Cindy Moon, brought to life in the pages of The Amazing Spider-man, provides a stark contrast to Peter, as one embraced their powers, while the other hide away from the world in order to protect the ones she loved from her seemingly uncontrollable powers. Having been set free 10 years later, Cindy has to face the world alone, unsure of how to proceed other than the example set forth by Peter and her memories of better times.

Silk-2015-002-013The use of pop culture references are usually a means of dating a work, however Thompson uses this to his advantage in showing just how behind the times Cindy really is. Making references to the Pokemon franchise, in its first few pages to only question if that’s still a thing, and highlighting her preference for paper and pen to the modern day tablet or phone. The inclusion of Cindy’s natural eidetic memory is a breath of fresh air, feeling that she has been “adjusting to powers” her whole life, bringing up just how painful this kind of ability can be especially when you lose something, or in this case people, you love. Combining her natural abilities with her spider powers, creates a new look at the spider based heroes. While Peter puts more focus into being Spider-Man out of a sense of responsibility, frequently forgetting his obligations as Peter Parker. Cindy is unable to forget her driving force, with finding her family being the top priority for both identities. The notion of Cindy working as an intern at a news site may appear as attempts to simply mimic the early career of Peter Parker, however, it makes a lot of sense for her character. Cindy’s need to readjust herself with the modern world as well as find leads to the overarching detective work of the series, plays out beautifully and even leads to some fascinating scenes between both Cindy and Jameson.

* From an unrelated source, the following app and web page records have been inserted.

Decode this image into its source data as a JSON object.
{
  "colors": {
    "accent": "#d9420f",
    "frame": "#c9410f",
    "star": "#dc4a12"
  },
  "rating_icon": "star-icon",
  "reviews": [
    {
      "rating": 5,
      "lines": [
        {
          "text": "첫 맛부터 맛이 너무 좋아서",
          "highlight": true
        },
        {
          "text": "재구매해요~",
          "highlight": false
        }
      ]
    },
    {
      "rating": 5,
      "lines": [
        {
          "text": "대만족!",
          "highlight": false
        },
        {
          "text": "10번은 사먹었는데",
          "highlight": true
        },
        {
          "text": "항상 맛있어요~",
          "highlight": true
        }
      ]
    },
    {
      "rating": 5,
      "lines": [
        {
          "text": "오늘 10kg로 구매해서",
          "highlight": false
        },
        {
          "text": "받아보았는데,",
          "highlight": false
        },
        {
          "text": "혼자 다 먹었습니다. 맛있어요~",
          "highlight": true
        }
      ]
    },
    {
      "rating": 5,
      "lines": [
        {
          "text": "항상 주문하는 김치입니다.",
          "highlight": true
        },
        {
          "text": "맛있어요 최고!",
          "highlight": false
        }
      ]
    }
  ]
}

Good-TalkThe artwork by Lee is delightfully stylised, with the elegant ability to show both the fast sweeping action of battle scenes , and to slow down seamlessly for the sombre and isolated moments down in the bunker. The use of colour throughout , while not especially focus on delicate shading, is vibrant with a somewhat minimalistic approach. Knowing when to burst with colour and when to fade through the memories. Characters are easily distinguishable and visually striking.

Silk: The Life and Times of Cindy Moon, contains all 7 issues and while some prior knowledge of the events in Amazing Spider-Man (especially the Spider-Island and Spider-Verse events) may prove helpful, they are completely non compulsory to enjoy this largely self contained tale.